--- YOUR OBJECTIVE ---
Below are some records; retype all of them exactly.

--- DATA TO EXAMINE ---
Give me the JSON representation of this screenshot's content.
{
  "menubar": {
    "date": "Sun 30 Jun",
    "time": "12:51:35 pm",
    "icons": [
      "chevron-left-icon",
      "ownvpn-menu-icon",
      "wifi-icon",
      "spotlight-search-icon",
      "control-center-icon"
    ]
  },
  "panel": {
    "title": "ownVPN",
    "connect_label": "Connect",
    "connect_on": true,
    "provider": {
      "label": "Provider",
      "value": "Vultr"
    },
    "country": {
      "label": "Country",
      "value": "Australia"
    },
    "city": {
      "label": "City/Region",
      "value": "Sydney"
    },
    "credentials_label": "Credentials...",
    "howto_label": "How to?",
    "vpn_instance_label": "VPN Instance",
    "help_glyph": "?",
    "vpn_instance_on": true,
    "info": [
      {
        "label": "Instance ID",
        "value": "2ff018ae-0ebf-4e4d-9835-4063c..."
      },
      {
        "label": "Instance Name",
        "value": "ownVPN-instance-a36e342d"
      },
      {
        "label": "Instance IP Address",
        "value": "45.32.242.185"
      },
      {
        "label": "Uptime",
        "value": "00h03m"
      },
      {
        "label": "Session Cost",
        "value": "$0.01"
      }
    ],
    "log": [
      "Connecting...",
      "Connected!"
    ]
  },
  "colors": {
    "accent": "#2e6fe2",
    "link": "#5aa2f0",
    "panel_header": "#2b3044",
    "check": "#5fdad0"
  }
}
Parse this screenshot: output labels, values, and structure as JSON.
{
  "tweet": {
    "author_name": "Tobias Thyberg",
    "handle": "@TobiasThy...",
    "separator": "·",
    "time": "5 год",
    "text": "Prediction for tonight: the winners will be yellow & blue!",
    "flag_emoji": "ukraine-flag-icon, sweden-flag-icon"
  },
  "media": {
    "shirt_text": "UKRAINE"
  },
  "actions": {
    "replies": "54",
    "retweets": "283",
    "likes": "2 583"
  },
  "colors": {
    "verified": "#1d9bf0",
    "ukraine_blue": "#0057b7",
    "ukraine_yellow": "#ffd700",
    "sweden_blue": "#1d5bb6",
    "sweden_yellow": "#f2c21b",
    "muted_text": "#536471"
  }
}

--- ANSWER SECTION ---
Give me the JSON representation of this screenshot's content.
{
  "menubar": {
    "date": "Sun 30 Jun",
    "time": "12:51:35 pm",
    "icons": [
      "chevron-left-icon",
      "ownvpn-menu-icon",
      "wifi-icon",
      "spotlight-search-icon",
      "control-center-icon"
    ]
  },
  "panel": {
    "title": "ownVPN",
    "connect_label": "Connect",
    "connect_on": true,
    "provider": {
      "label": "Provider",
      "value": "Vultr"
    },
    "country": {
      "label": "Country",
      "value": "Australia"
    },
    "city": {
      "label": "City/Region",
      "value": "Sydney"
    },
    "credentials_label": "Credentials...",
    "howto_label": "How to?",
    "vpn_instance_label": "VPN Instance",
    "help_glyph": "?",
    "vpn_instance_on": true,
    "info": [
      {
        "label": "Instance ID",
        "value": "2ff018ae-0ebf-4e4d-9835-4063c..."
      },
      {
        "label": "Instance Name",
        "value": "ownVPN-instance-a36e342d"
      },
      {
        "label": "Instance IP Address",
        "value": "45.32.242.185"
      },
      {
        "label": "Uptime",
        "value": "00h03m"
      },
      {
        "label": "Session Cost",
        "value": "$0.01"
      }
    ],
    "log": [
      "Connecting...",
      "Connected!"
    ]
  },
  "colors": {
    "accent": "#2e6fe2",
    "link": "#5aa2f0",
    "panel_header": "#2b3044",
    "check": "#5fdad0"
  }
}
Parse this screenshot: output labels, values, and structure as JSON.
{
  "tweet": {
    "author_name": "Tobias Thyberg",
    "handle": "@TobiasThy...",
    "separator": "·",
    "time": "5 год",
    "text": "Prediction for tonight: the winners will be yellow & blue!",
    "flag_emoji": "ukraine-flag-icon, sweden-flag-icon"
  },
  "media": {
    "shirt_text": "UKRAINE"
  },
  "actions": {
    "replies": "54",
    "retweets": "283",
    "likes": "2 583"
  },
  "colors": {
    "verified": "#1d9bf0",
    "ukraine_blue": "#0057b7",
    "ukraine_yellow": "#ffd700",
    "sweden_blue": "#1d5bb6",
    "sweden_yellow": "#f2c21b",
    "muted_text": "#536471"
  }
}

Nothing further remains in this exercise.